What does the IRS want crypto-owning taxpayers and tax professionals to take away from Operation Hidden Treasure, which is backed by ChainAnalysis, stepped-up training, and Palantir? The IRS’s Great Eye won’t turn away from crypto. As Ms. Schenck said, “We see you.”
For additional information, see IRS’s ‘Operation Hidden Treasure’ Focusing on Crypto Fraud (bloombergtax.com)
EVAN J. DAVIS – For more information please contact Evan Davis – email@example.com or 310.281.3288. Mr. Davis has been a principal at Hochman Salkin Toscher Perez P.C. since November 2016. He spent 11 years as an AUSA in the Office of the U.S. Attorney (C.D. Cal), spending three years in the Tax Division where he handed civil and criminal tax cases and eight years in the Major Frauds Section of the Criminal Division where he handled white-collar, tax, and other fraud cases through jury trial and appeal.
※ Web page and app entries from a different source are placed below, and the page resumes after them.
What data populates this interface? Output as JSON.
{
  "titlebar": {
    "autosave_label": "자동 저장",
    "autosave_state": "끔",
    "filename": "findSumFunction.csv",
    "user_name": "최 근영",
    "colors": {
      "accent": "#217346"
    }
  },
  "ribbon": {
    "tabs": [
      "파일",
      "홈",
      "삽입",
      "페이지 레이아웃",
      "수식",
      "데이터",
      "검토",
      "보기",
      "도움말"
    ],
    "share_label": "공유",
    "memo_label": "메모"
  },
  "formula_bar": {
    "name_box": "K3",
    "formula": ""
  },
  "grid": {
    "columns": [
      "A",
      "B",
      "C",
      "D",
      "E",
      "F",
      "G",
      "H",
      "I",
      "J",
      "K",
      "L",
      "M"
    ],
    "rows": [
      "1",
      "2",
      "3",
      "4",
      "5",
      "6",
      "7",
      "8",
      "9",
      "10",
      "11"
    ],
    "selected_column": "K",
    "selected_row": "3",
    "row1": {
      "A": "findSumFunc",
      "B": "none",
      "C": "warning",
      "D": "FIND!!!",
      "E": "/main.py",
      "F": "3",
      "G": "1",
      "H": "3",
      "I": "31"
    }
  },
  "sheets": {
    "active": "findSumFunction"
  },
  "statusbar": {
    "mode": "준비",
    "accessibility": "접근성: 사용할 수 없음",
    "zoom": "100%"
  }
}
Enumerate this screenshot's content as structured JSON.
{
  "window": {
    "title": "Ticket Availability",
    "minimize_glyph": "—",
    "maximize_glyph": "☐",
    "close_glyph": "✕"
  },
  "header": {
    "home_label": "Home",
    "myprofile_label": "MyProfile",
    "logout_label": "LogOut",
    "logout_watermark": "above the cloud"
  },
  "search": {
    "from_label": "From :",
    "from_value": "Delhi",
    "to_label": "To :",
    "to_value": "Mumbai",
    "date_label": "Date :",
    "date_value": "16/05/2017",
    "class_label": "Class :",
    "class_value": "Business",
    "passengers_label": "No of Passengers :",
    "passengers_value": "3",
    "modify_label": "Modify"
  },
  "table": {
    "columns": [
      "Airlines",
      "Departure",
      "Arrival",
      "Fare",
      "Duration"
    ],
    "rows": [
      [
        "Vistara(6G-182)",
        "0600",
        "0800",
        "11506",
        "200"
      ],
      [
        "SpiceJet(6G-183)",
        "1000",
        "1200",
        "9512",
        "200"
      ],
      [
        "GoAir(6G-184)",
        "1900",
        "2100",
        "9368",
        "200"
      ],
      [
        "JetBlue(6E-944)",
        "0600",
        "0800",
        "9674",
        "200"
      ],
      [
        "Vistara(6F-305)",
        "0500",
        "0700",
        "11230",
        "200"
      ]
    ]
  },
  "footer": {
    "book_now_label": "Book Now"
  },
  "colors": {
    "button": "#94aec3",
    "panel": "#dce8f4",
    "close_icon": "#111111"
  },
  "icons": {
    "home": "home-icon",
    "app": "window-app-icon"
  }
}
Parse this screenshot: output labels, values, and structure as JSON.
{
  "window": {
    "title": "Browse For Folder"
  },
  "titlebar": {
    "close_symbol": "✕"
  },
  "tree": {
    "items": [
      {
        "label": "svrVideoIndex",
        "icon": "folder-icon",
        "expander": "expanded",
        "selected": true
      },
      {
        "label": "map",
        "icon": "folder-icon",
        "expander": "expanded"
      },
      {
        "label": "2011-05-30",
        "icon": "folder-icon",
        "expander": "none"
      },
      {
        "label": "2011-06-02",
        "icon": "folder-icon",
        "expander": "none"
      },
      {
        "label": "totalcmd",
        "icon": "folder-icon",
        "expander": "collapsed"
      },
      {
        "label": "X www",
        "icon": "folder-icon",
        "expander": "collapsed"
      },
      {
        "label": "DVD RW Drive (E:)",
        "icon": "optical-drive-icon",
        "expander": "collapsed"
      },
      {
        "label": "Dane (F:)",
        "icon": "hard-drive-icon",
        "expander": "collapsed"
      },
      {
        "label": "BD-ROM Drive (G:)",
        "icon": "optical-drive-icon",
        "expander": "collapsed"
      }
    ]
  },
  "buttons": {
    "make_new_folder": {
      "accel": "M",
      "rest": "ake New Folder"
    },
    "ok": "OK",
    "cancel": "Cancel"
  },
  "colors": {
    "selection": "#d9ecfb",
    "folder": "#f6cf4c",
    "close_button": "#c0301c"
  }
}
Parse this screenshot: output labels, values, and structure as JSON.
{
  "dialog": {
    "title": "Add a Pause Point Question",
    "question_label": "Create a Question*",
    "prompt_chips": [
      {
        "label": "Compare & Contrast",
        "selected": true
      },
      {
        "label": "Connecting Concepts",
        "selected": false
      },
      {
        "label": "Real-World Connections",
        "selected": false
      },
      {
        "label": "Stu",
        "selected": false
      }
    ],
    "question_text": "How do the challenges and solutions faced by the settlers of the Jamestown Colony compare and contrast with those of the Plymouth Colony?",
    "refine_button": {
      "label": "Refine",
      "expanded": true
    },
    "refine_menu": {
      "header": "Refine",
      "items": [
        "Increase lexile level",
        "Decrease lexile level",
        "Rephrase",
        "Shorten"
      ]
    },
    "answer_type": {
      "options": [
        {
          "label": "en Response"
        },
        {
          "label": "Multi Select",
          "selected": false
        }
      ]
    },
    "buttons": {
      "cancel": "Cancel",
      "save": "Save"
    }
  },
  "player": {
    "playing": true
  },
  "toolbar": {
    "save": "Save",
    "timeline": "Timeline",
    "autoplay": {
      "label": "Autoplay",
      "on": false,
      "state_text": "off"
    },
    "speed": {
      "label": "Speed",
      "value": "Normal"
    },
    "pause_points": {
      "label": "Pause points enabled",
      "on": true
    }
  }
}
As an AUSA, he served as the Bankruptcy Fraud coordinator, Financial Institution Fraud coordinator, and Securities Fraud coordinator. Among other awards as a prosecutor, he received an award from the CDCA Bankruptcy Judges for combatting Bankruptcy Fraud and the U.S. Attorney General awarded him the Distinguished Service Award (DOJ’s highest litigation award) for his work on the $16 Billion RMBS settlement with Bank of America. Before becoming an AUSA, Mr. Davis was a civil trial attorney in the Department of Justice’s Tax Division in Washington, D.C. for nearly 8 years, the last three of which he was recognized with Outstanding Attorney awards. He is a magna cum laude and Order of the Coif graduate of Cornell Law School and cum laude graduate of Colgate University.Mr. Davis represents individuals and closely held entities in federal and state criminal tax (including foreign-account and cryptocurrency) investigations and prosecutions, civil tax controversy and litigation, sensitive issue or complex civil tax examinations and administrative tax appeals, and white-collar criminal investigations including campaign finance, FARA, money laundering, and health care fraud.